As a result of the excavations,  the following periods could be established :

  • Period IA - Pre Mauryan (7th to 4th century B.C.)
  • Period  IB - Mauryan (4th to 2nd century B.C.)
  • Period II - Sunga - Satavahana (2nd century B.C. to 2nd century A.D.)
  • Period III - Kshatrapa - Naga (end to 4th Century A.D.)
  • Period IV - Gupta (4th to 6th century A.D.)Period V - Medieval (7th century A.D.)

The excavations were continued during 1982-83. The excavation at NDR - V revealed the position of Pre-Mauryan levels in the light of previous results. The sequence yielded was the same as in NDRI and II. The notable antiquities included bricks measuring 20 x 15 cms from the Kshatrapa levels (layers 3), brick structure iron nails, head scratchier with 'MA' symbol, copper coins, stone torso of Vishnu and beads.

In NDR III, eighteen trenches measuring 24 x 12 were laid towards south naming NDR VI to find out the extension of the structure.

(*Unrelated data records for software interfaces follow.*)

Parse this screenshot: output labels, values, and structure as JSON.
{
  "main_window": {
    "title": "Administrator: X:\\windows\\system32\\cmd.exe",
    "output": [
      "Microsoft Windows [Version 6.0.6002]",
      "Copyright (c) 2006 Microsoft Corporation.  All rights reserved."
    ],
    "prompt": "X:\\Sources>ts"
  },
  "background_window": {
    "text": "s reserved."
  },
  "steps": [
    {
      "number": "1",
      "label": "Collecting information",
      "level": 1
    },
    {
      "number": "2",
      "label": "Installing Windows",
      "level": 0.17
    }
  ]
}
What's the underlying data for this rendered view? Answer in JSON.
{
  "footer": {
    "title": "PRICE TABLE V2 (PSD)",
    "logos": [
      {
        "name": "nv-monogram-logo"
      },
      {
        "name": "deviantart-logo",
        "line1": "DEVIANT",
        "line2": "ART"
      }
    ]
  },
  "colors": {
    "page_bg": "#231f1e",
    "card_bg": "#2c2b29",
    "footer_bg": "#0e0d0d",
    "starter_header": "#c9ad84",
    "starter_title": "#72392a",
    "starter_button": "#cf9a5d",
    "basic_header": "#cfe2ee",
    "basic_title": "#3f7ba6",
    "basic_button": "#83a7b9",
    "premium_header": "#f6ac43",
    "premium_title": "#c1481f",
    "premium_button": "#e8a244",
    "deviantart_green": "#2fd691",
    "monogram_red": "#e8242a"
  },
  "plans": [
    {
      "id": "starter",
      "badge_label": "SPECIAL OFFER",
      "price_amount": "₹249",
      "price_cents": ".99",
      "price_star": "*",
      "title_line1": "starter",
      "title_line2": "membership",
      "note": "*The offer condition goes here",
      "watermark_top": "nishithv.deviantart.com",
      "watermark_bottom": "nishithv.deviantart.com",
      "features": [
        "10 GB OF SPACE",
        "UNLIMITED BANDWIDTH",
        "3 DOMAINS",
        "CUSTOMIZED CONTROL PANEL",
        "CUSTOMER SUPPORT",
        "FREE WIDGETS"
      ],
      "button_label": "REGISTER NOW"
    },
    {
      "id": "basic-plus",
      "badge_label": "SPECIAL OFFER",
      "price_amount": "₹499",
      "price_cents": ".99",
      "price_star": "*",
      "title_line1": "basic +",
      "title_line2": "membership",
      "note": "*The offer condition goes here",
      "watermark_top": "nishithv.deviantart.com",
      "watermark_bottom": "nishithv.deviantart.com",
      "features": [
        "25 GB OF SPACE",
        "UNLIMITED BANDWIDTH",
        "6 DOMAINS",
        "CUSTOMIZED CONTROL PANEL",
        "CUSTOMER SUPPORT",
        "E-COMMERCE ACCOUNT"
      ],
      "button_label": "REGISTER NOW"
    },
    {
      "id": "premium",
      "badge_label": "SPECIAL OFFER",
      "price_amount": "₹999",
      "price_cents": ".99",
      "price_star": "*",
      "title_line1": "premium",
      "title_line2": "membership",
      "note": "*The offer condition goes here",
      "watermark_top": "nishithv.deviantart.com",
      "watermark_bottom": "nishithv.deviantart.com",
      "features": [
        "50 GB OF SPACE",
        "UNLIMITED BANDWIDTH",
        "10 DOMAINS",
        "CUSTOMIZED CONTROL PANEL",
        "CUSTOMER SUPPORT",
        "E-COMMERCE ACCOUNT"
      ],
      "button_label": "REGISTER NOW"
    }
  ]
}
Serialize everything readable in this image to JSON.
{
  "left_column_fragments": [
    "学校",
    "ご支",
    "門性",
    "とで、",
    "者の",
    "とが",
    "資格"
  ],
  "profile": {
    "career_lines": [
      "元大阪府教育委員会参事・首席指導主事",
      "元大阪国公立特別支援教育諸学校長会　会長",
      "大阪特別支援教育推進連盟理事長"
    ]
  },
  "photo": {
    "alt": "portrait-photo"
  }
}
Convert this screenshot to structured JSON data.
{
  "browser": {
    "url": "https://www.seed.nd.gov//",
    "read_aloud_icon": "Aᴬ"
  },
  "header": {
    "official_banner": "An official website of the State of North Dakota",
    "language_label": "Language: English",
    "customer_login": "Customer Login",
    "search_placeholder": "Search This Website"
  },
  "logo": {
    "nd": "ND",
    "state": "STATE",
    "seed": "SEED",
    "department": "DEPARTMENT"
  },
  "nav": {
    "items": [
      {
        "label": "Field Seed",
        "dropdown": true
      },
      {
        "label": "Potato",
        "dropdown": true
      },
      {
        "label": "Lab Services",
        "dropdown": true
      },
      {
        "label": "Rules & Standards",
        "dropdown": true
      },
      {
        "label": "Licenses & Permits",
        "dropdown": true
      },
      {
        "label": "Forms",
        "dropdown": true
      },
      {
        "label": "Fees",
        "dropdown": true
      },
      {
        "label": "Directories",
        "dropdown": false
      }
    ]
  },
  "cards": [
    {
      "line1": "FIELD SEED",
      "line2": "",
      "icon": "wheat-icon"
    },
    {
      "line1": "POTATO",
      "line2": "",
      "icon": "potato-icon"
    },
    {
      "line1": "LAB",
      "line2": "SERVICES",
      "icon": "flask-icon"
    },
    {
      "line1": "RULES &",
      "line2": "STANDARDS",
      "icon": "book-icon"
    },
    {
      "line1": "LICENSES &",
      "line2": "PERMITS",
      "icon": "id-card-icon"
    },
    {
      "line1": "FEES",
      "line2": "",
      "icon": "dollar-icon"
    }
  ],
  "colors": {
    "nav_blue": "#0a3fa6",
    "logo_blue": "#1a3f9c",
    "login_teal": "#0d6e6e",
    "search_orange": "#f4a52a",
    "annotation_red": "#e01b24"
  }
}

During the horizontal dig all the structural deposits of NDR III, i.e. , Muslim, Gupta and Kshatrapa were noticed.

The deposit of Gupta phase yielded brick walls with two different sizes of bricks, drainage system with earthen conduits showing the flow of water from east to west and perhaps a part of a compound wall. the top layer yielded a masonry wall and some coins of Muslim period.